The young woman and her husband live in the suburbs of Seattle. They are vegetarians. They essentially eat organic food and the eggs of their chickens, which are legal to keep and very hip in Seattle, emphasizes Gea.  As for their house, it’s heated with biodiesel.

But Gea, who has a car, is far from claiming that she is perfect in her environmental habits. “Look at my coffee,” she says, looking at the cardboard container.

The young woman was born in Cleveland, in the state of Ohio. For the young girl who worked in a natural food store from the age of 15, it was normal to move to Seattle. “Seattle is a bubble in the US. It’s super here.”

It’s true that Seattle breathes quality of life. There are many yoga centers, restaurants with local organic food, and farmers markets, including the famous Pike Place Market.

“The green movement, it’s not the government, it’s the people,” says Gea.

Is it a trend to be green? “Maybe … but the fact that it’s hip gives it great exposure,” she replies.

Undriver Licenses

Scott Thomsen, spokesperson for the electric utility Seattle City Light, had warned us. “You have to attribute the environmental success of Seattle to the community. People want to be green and that’s translated in their behaviors.”

But La Presse [The Press, the name of this paper] didn’t expect to find so many people like Gea. Or like Julia Field, a woman who decided to involve herself in a green group in Seattle at the end of her 40s.

It all started with a car accident. “I decided not to replace it because I was afraid. I thought my life would never be the same, but I realized that I didn’t know the bus network,” she recounts.

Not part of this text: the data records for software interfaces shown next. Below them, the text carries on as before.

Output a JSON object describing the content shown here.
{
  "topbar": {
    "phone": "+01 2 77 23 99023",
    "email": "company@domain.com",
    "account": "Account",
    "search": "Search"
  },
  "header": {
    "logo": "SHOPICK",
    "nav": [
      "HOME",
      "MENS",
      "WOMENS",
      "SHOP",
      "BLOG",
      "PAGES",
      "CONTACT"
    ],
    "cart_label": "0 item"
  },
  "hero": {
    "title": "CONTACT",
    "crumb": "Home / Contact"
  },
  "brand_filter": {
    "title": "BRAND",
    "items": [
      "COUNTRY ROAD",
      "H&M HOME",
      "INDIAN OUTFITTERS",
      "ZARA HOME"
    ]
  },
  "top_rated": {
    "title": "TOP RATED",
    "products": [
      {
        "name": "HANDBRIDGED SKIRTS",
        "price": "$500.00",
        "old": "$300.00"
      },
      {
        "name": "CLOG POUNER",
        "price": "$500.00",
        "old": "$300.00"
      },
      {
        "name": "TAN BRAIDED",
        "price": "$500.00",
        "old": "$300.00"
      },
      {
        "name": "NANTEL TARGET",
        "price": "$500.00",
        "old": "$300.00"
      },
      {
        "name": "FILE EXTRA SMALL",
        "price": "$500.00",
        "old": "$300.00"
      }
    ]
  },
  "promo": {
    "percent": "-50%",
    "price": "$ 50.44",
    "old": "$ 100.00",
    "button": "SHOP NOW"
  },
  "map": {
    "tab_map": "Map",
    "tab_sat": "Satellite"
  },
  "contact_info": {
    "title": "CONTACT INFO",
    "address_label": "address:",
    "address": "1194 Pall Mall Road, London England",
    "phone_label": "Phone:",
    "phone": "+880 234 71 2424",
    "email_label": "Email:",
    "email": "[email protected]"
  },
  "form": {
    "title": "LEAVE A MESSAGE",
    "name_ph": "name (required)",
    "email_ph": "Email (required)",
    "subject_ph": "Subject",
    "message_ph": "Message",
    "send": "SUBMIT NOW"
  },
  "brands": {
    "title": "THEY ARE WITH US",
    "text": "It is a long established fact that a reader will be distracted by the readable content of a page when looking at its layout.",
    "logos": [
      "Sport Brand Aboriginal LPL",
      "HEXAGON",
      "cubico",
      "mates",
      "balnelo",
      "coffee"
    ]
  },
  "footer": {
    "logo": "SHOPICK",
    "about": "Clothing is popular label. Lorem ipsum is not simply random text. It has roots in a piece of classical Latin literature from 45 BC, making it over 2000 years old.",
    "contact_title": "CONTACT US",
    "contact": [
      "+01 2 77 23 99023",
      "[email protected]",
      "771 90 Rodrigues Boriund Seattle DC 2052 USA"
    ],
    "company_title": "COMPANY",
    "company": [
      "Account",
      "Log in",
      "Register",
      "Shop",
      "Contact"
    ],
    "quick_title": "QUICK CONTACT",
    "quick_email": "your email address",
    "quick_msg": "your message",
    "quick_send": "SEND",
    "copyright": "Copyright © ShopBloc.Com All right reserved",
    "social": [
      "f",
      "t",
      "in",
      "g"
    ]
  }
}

Mme Field joined an organization in her neighborhood, Sustainable Ballard. One thing led to another, and she became the head of the Undriver License project. As of today, more than 3,600 members have received an undriver license. At different levels, they are committed to leave aside the car for alternative modes of transport.

The 52-year-old woman explains that she changed her habits slowly. “I began for example by looking at the labels and I realized that I was eating crackers that came from England.”

Julia Field is not an eccentric granola or an extreme militant. No more than the president of Sustainable Ballard, Jenny Heins. “In Seattle, it’s part of the culture. It’s the people who go around in Hummers who are the strange ones. There are a lot of groups like ours,” she stresses.

Mme Heins is also the regional director of the Green Festival, which drew 33,000 people in Seattle last spring.

According to Mme Heins, the “green” network creates a snowball effect. She cites as example a microbrewery which organizes one day per month where 20% of receipts go to an environmental organization.

“The clients win, the business wins, the city wins, and the environment wins,” she concludes.